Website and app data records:
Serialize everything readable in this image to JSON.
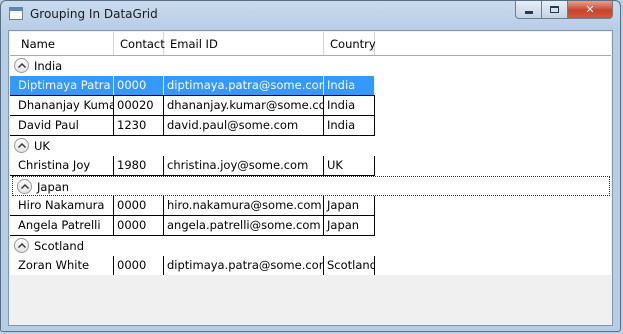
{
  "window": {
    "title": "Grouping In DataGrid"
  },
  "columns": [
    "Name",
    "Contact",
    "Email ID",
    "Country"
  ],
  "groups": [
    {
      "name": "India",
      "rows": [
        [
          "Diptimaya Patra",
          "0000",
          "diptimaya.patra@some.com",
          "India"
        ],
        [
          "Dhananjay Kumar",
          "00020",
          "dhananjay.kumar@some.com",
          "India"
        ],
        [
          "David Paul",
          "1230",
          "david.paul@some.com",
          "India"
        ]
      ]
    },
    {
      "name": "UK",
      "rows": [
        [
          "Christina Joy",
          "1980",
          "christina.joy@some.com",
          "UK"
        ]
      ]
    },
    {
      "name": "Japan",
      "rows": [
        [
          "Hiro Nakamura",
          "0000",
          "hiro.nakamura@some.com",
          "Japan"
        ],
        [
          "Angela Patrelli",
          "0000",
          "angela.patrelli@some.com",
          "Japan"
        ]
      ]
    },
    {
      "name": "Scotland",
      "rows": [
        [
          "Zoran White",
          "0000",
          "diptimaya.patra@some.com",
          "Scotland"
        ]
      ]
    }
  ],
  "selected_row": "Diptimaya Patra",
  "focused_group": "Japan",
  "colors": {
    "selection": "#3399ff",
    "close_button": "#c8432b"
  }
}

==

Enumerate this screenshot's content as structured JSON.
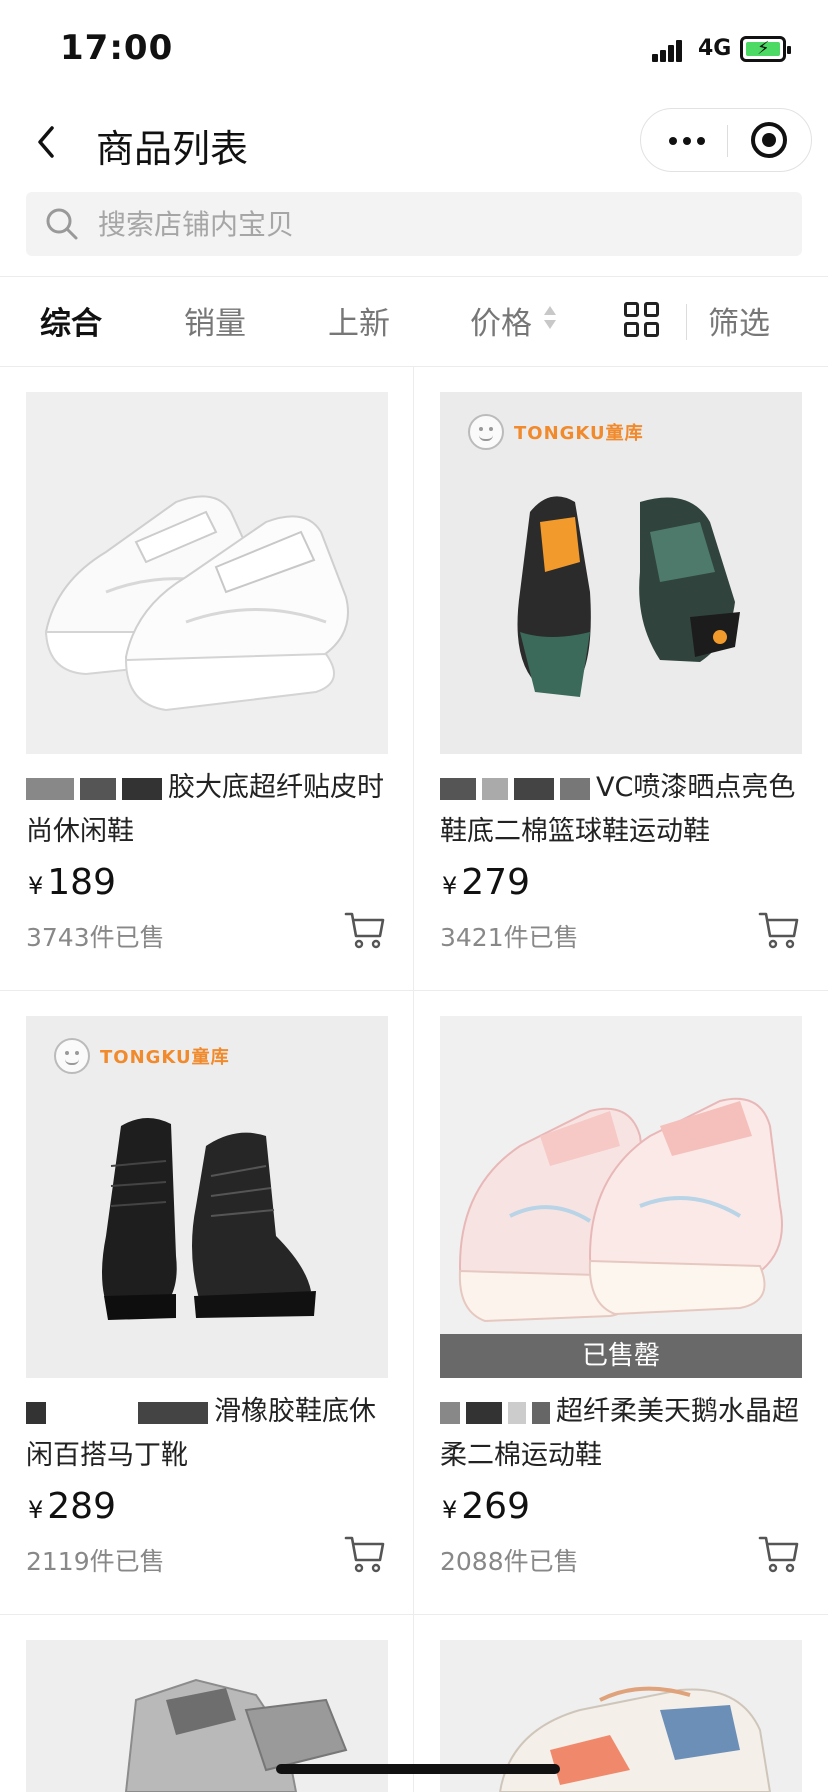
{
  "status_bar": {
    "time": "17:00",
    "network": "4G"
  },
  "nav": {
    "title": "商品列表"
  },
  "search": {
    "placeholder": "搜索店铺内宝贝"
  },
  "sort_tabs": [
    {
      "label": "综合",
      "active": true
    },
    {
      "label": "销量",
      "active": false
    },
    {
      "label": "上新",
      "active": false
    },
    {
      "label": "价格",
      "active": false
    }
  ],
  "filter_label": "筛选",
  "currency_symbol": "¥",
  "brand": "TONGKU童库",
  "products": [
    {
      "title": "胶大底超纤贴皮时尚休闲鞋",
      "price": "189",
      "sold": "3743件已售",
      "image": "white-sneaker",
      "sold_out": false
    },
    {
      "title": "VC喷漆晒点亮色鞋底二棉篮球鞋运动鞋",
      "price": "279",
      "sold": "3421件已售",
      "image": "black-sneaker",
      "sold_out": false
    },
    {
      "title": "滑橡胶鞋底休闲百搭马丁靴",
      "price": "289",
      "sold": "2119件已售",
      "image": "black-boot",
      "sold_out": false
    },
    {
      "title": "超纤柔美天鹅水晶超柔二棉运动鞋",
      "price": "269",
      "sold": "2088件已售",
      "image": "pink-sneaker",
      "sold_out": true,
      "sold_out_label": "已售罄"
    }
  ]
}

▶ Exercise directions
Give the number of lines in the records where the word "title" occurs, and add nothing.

▶ Solved problem
6